  • Achilles tendon pain may be a symptom of Achilles tendonitis/tendinopathy. Your Achilles tendon connects your calf muscles to your heel bone, and you use it for almost every movement in daily life. You may experience Achilles pain in your ankle, tight calf muscles, and swollen or inflamed heels after excessive exercise or physical strain. Your podiatrist may recommend a combination of exercises, footwear, orthotics or anti-inflammatories to soothe your pain.
  • Plantar fasciitis, or plantar fasciosis, is a common condition that causes pain in the bottom of your heel. This condition is the degeneration or inflammation of the plantar fascia – the ligament that connects your heel to the front of your foot. The type of pain associated with plantar fasciitis is a burning or aching feeling on the underside of your foot that spreads outward from the heel.
  • Bursitis is a painful condition that affects your joints. Bursitis affects the joints you use often and can occur under your heel or big toe. The pain comes from inflammation and swelling of the bursae – small, fluid-filled sacs that protect your joints. Resting your feet can usually ease the pain, although you should visit your podiatrist if you experience a sharp pain in your heel or debilitating joint pain.

Reasons Why You Have a Sore Heel, Foot or Ankle

Your feet and heels endure much stress and strain during daily life, and many factors increase the risk of developing heel conditions. Here are some typical causes of heel pain and aggravating factors that contribute to ongoing heel pain.

  • Poorly fitting footwear. Your shoes play a fundamental role in the health of your feet. Wearing too-tight shoes puts pressure on your bones and tissue and may cause inflammation and discomfort. Wearing shoes that do not support your ankles may lead to pain in your Achilles tendon. Consistently wearing high heels is also not recommended for foot health.
  • Impact or sports injury. Exercises that repeatedly impact your feet, such as running, jumping, or dancing, may result in heel pain. High amounts of training, without adequate rest time to allow your tendons and ligaments to adjust and strengthen, can cause achilles tendinopathies, heel pain, and bursitis.
  • Standing for extended periods.
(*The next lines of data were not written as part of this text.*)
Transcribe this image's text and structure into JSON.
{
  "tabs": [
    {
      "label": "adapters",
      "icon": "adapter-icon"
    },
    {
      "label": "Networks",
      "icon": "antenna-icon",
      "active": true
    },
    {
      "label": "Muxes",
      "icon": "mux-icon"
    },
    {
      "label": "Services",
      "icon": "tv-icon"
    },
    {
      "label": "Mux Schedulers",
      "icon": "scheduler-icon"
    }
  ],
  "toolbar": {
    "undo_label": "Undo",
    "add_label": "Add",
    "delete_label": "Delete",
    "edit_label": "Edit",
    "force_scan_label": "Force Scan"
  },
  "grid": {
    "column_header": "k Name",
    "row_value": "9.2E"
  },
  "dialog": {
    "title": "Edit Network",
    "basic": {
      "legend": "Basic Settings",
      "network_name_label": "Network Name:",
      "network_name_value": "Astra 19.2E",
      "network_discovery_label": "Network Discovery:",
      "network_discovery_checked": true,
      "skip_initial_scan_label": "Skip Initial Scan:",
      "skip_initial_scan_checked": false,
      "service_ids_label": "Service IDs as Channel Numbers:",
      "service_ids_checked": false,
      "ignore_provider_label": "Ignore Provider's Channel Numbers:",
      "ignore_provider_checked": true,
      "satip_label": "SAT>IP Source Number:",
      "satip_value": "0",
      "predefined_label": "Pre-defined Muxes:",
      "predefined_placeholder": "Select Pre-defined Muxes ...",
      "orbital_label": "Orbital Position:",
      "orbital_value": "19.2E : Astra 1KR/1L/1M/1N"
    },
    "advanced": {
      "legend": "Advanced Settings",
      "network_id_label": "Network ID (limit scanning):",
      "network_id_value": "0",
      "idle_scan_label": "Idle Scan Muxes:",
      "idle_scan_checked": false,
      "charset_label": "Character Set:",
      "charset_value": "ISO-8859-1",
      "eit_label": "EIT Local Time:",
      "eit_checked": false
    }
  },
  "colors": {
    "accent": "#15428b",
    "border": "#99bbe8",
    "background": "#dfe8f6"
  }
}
You may experience foot pain if your job requires you to stand for most of the day – common in occupations such as healthcare, teaching, hospitality and hairdressing. Excessive standing can eventually lead to inflamed plantar fascia ligaments, resulting in sore arches.
  • Biomechanics – the way our feet function when we are walking or running can contribute significantly to heel pain. Poor mechanics can gradually increase stress to the feet, which ultimately can lead to injury and pain.

Choose The Victorian Podiatry Group as Your Trusted Podiatrists

The Victorian Podiatry Group is an established group of professional podiatrists with over 75 years of industry experience. We are dedicated to helping you recover from and prevent foot and ankle injuries through consistent care that promotes strong and healthy feet. We practice podiatry in over ten different locations to ensure we are easily accessible and convenient for you to visit. Our team is understanding and empathetic, and we aim to build a patient-focused practice. Contact us for more information.

Get more Information

  • This field is for validation purposes and should be left unchanged.